School of Music hosts guitar festival with world-renowned guitarist brothers
The UA’s Fourth International Tucson Guitar Festival this week is giving guitar students the chance to play in the presence of world-class musicians.
The weeklong event, presented through the UA School of Music and Tucson Guitar Society, incorporates masterclasses, workshops, competitions and recitals, while promoting a stage to learn and perform.
“It mostly just becomes a week where guitar is the priority,” said Misael Barraza Diaz, a guitar performance graduate student who hosted a workshop on Flamenco guitar. “It’s the highlight of the event in every form or shape, so for guitarists it’s a utopia … you’re just surrounded by it.”
The “guitar utopia” is highlighted by performances from world-renowned, Grammy-award winning guitarists the Assad Brothers.
“They’re incredible, it’s really just an honor to have them here,” Diaz said. “They’re really probably the very best duo of classical guitarists we have in the world right now. Not only that, but they’re amazing solo guitarists too, so it’s just amazing how much music they can produce.”
The Brazilian-born brothers, Sergio and Odair, have been playing together for more than four decades, and collaborated with the likes of classical cellist virtuoso Yo-Yo Ma and violinist Nadja Salerno-Sonnenberg, among others. The duo, which has performed at each of the past three festivals, is renowned for their blend of classical music and Brazilian heritage, according to Diaz.
Diaz himself is a recognized guitarist, having tied for first in a competition at the 2010 National Festival of Flamenco in addition to being awarded second at the Sholin Guitar Competition for UA graduate students.
“I developed a comfort with the instrument and the style itself that allows me to say stuff that electrical guitar doesn’t necessarily capture,” Diaz said. “It’s a very personal interpretation every time so you really have to be listening to yourself to make a statement.”
While the genre is a means of expression for Diaz, he said authentic flamenco guitarists are becoming a dying breed.
“Good flamenco is hard to find … especially in the U.S.,” Diaz said. “It’s a very jealous art in that sense.”
Tucson Guitar Society’s addition to organizing the event has allowed the festival to add several new components, said Gabriel Navia, a musical theory graduate student.
“There are a lot of workshops, and I guess that’s one of the important things,” Navia said. “Adding a lot of workshops and students’ classes and especially recitals that’s just making the festival bigger and bigger.”
Navia said the weeklong event is a great time to rub elbows with and seek advice from established performers like the Assads, in addition to Chilean classical guitarist Carlos Perez, who has won numerous international accolades from his eight records and is also showcased during the week.
Students in the School of Music are looking forward to experiencing the sheer scale of events planned for the week.
“I love the variety of events,” said Leandra Hubka, a musical and classical guitar performance graduate student. “It’s not just concerts, it’s a lot of variety, you get to see a lot of students performing, playing, concerts and workshops.”
The festival, which kicked off Saturday with a doctoral student recital, features the Assad Brothers’ recital Nov. 13 and 14 at Holsclaw Hall, before culminating with Perez’s recital Sunday in the same location.
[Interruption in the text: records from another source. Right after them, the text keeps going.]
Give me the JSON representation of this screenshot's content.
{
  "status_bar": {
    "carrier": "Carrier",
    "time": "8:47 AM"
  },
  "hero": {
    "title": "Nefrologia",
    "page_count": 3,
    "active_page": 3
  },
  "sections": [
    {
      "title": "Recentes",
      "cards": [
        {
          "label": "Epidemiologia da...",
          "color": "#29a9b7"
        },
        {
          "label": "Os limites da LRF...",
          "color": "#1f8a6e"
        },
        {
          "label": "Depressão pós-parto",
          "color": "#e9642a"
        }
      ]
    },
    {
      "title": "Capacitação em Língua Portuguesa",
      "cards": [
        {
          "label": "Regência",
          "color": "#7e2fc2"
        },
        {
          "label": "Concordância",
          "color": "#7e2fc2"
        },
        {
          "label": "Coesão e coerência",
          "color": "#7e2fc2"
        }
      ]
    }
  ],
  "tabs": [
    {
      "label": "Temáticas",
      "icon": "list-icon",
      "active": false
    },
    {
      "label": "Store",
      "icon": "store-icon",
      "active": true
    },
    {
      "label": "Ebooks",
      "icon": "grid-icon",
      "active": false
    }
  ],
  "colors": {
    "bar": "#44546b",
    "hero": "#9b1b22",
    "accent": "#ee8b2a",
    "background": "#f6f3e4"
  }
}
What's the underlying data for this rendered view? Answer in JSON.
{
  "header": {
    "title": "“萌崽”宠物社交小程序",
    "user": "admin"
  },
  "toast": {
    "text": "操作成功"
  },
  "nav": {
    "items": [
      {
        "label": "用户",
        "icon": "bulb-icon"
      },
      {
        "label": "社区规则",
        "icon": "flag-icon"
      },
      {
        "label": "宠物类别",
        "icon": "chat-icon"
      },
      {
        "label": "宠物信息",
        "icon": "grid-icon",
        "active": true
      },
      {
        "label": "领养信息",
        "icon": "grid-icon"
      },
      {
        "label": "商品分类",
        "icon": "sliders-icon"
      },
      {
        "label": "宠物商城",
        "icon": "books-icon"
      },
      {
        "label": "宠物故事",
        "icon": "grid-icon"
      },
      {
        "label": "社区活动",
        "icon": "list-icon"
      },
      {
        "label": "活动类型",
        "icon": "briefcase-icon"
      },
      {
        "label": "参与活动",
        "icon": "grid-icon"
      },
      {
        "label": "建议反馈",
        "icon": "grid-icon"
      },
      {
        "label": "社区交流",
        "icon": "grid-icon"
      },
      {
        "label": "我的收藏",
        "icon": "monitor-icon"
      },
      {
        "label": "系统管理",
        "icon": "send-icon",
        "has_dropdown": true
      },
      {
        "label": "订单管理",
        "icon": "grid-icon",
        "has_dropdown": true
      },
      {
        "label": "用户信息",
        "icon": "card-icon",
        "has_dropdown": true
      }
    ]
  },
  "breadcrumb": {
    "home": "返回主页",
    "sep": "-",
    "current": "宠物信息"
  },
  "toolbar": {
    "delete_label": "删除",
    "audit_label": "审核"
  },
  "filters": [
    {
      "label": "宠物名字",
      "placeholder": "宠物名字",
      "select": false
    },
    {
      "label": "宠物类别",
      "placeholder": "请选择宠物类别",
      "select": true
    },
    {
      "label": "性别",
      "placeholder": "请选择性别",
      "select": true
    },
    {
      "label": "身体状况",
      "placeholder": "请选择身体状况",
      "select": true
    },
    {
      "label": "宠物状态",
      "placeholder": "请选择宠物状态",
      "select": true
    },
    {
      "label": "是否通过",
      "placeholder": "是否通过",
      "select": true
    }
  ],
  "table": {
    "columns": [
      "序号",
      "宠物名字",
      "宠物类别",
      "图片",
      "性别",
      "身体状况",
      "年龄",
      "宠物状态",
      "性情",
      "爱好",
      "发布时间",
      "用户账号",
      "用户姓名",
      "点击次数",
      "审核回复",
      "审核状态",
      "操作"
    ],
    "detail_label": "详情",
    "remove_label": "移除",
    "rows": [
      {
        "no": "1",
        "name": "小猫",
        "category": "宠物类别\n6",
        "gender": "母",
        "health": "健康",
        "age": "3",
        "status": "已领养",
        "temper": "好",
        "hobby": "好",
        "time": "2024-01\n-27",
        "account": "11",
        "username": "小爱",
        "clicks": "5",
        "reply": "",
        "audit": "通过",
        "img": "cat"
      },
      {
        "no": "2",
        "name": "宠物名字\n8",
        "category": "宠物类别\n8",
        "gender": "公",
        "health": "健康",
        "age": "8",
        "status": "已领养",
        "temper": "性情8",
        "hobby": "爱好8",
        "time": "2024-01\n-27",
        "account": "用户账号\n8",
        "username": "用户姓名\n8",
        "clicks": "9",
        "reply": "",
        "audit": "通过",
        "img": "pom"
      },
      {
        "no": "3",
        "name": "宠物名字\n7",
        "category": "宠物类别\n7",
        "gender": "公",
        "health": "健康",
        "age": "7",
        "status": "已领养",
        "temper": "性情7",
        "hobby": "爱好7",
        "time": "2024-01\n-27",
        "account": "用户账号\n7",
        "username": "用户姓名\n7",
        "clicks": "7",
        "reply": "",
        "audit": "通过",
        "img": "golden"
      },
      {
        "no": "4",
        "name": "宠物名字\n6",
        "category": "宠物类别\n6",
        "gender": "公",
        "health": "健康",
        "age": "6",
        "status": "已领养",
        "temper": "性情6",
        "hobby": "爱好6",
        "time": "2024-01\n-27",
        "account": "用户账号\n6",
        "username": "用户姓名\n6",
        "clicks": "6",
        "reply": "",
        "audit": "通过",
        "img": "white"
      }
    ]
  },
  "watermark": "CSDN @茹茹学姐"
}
Those interested in attending a recital or participating in a workshop are encouraged to visit the UA School of Music’s homepage online.
“Not only do you get to play for really great guitarists, but you get to see other people play for them,” Diaz said, on the week’s events. “It’s just a pretty large learning experience.”